What lines in the records below mention "author"? List them all.

INFORMATION SHOWN section start

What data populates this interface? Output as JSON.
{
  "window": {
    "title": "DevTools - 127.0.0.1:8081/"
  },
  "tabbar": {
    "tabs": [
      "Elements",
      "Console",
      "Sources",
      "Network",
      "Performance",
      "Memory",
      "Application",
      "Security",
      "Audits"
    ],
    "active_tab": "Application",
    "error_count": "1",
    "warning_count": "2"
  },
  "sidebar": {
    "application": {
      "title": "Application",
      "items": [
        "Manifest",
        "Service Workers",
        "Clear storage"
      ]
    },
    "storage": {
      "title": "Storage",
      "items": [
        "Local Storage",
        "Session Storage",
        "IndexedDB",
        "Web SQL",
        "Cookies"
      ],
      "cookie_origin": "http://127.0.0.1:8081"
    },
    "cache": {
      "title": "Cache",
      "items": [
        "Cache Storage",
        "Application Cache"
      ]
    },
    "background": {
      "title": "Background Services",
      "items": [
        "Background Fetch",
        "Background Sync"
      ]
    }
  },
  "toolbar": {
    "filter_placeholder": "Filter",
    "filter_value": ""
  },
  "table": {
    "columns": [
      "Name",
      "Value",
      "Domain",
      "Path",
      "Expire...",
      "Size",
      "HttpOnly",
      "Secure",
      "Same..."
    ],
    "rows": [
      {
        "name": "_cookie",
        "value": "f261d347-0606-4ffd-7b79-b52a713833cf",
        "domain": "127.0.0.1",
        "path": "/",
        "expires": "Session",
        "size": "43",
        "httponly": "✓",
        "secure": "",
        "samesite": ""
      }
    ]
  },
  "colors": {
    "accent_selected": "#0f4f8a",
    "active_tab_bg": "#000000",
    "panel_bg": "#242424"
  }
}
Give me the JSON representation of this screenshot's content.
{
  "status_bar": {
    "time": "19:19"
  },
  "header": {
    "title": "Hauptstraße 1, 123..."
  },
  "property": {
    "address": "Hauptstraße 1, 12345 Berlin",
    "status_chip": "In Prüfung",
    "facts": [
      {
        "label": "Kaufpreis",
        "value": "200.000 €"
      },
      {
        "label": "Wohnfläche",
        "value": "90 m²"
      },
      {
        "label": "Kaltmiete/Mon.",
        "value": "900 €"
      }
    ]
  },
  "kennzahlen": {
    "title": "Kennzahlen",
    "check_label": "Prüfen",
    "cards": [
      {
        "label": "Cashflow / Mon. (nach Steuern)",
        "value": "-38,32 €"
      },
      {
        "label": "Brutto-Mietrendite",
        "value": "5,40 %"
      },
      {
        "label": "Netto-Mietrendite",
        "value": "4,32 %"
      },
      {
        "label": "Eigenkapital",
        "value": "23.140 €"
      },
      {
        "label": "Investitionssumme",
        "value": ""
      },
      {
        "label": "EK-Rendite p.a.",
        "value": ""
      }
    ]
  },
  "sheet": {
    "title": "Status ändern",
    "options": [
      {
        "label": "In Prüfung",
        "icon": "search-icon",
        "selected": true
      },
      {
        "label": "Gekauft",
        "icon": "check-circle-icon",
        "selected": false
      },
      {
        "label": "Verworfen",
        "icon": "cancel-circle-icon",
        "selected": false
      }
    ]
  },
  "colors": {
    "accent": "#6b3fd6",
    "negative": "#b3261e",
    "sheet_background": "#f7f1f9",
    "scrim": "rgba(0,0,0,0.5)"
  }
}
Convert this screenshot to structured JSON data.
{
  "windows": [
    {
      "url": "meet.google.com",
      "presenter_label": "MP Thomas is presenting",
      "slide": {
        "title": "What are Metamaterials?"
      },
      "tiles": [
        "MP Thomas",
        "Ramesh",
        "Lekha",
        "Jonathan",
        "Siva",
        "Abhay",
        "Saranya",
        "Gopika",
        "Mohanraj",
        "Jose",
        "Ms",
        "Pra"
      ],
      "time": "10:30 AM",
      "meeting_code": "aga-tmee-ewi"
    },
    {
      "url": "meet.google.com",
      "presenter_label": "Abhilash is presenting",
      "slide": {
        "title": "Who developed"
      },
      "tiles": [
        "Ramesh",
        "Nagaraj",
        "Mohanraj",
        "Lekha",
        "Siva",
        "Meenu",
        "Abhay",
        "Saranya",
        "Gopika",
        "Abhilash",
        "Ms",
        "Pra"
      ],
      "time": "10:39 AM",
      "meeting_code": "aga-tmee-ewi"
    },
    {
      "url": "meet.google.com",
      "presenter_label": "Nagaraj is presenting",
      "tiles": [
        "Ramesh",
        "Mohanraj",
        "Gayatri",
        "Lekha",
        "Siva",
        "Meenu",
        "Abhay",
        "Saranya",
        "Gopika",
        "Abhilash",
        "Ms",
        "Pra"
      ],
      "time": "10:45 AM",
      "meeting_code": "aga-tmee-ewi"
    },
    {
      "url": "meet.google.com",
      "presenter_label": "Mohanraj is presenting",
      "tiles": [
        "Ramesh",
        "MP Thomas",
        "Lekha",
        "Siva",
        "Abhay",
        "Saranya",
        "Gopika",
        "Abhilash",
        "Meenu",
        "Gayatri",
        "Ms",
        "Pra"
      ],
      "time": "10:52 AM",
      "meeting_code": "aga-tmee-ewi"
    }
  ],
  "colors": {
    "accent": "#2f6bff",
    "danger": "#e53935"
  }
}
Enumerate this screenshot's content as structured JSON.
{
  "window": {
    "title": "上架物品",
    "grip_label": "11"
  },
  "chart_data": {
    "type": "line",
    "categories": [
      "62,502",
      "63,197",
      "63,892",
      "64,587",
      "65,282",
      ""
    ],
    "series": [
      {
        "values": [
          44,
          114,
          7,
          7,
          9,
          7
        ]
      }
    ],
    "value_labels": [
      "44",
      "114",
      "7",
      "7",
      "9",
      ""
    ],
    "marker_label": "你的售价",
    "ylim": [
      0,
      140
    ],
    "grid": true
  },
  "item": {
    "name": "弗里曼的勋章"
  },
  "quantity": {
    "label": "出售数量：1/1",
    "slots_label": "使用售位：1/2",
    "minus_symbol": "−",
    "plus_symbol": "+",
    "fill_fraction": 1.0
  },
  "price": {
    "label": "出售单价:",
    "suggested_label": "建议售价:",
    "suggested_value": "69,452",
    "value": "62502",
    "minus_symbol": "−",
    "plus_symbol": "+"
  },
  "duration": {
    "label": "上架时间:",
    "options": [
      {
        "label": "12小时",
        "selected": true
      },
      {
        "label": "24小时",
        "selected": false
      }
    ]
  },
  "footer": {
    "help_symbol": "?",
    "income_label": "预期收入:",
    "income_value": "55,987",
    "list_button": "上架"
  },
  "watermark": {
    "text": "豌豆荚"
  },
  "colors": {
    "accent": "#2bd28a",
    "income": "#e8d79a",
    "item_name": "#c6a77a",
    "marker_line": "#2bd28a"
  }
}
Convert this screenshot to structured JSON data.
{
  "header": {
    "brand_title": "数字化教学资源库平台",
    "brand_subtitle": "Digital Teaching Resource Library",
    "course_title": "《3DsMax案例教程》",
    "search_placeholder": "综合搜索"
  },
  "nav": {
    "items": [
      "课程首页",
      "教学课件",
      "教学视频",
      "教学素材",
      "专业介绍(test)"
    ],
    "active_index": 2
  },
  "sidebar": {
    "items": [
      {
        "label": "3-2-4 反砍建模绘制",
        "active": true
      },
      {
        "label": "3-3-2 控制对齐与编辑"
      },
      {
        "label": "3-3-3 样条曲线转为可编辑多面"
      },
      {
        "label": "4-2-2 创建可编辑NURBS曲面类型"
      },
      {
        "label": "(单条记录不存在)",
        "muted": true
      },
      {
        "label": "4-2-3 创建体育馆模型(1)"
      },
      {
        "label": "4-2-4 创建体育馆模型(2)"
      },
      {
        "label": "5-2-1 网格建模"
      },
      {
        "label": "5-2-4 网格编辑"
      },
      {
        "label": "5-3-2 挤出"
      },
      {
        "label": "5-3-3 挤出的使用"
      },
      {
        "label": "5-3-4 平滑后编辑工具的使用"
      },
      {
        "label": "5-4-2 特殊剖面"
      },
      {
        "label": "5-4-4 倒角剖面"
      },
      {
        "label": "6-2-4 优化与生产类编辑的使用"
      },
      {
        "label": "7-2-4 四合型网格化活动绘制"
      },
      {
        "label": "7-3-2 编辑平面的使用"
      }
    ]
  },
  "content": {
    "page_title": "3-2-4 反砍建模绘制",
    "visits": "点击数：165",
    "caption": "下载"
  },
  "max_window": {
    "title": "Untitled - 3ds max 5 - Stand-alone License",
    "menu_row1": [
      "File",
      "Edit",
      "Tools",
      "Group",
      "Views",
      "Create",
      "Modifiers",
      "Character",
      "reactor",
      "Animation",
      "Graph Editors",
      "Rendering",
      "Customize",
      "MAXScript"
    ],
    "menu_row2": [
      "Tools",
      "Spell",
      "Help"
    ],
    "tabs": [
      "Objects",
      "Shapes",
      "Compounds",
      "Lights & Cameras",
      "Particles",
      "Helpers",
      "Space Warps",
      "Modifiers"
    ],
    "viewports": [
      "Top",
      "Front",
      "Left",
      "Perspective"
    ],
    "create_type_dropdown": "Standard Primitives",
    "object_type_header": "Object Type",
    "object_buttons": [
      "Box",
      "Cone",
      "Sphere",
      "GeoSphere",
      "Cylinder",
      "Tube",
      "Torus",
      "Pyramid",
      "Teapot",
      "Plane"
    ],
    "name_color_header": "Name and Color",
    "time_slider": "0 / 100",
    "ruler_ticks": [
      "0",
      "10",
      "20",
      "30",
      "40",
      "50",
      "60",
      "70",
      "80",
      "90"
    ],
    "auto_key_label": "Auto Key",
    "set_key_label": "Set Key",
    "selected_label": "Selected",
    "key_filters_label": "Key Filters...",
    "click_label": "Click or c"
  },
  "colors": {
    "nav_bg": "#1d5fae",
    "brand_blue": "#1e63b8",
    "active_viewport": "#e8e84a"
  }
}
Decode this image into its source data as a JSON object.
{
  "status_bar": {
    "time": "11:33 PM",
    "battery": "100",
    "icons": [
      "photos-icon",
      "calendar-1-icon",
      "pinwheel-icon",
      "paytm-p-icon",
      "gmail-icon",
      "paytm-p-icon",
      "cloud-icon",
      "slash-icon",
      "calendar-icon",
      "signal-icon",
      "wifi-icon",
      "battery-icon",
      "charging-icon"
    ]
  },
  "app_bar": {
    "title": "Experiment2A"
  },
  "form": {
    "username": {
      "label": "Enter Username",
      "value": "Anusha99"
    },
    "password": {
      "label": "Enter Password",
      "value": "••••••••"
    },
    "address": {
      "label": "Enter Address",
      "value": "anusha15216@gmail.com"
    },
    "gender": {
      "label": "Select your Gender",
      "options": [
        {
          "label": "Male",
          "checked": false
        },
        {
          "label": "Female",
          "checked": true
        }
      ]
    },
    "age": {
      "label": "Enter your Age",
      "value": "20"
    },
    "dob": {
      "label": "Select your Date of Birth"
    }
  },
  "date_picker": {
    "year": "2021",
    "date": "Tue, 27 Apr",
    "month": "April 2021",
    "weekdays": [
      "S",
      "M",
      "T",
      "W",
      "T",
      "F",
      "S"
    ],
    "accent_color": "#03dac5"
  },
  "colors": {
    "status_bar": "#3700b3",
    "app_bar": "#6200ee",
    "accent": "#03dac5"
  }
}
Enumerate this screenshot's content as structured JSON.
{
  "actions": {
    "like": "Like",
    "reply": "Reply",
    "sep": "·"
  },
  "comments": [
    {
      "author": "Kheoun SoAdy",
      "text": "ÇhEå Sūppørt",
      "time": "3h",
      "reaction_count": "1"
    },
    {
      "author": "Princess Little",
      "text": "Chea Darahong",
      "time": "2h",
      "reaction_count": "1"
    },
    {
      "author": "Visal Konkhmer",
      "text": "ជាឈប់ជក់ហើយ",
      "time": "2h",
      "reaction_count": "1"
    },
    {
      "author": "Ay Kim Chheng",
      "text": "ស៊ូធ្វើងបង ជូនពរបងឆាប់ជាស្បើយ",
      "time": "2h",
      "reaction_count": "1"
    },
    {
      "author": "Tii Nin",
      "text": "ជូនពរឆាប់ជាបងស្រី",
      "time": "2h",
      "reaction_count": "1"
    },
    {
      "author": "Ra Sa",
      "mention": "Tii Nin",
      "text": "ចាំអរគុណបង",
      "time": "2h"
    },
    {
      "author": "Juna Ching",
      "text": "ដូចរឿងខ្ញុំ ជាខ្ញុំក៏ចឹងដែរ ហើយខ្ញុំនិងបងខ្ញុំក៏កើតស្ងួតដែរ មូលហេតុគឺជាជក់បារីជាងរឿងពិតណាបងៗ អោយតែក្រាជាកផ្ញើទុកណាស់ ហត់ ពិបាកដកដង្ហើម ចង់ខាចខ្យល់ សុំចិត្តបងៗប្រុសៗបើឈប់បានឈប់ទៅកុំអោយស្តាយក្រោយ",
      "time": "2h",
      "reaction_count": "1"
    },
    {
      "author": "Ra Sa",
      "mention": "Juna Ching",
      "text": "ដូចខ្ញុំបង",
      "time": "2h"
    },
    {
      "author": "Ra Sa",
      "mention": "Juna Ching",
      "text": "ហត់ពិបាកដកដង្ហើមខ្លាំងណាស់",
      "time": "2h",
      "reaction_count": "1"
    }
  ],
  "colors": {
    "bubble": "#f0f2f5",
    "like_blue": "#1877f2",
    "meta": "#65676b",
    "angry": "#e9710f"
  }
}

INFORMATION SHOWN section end

■ **ANSWER TO THE EXERCISE**
      "author": "Kheoun SoAdy",
      "author": "Princess Little",
      "author": "Visal Konkhmer",
      "author": "Ay Kim Chheng",
      "author": "Tii Nin",
      "author": "Ra Sa",
      "author": "Juna Ching",
      "author": "Ra Sa",
      "author": "Ra Sa",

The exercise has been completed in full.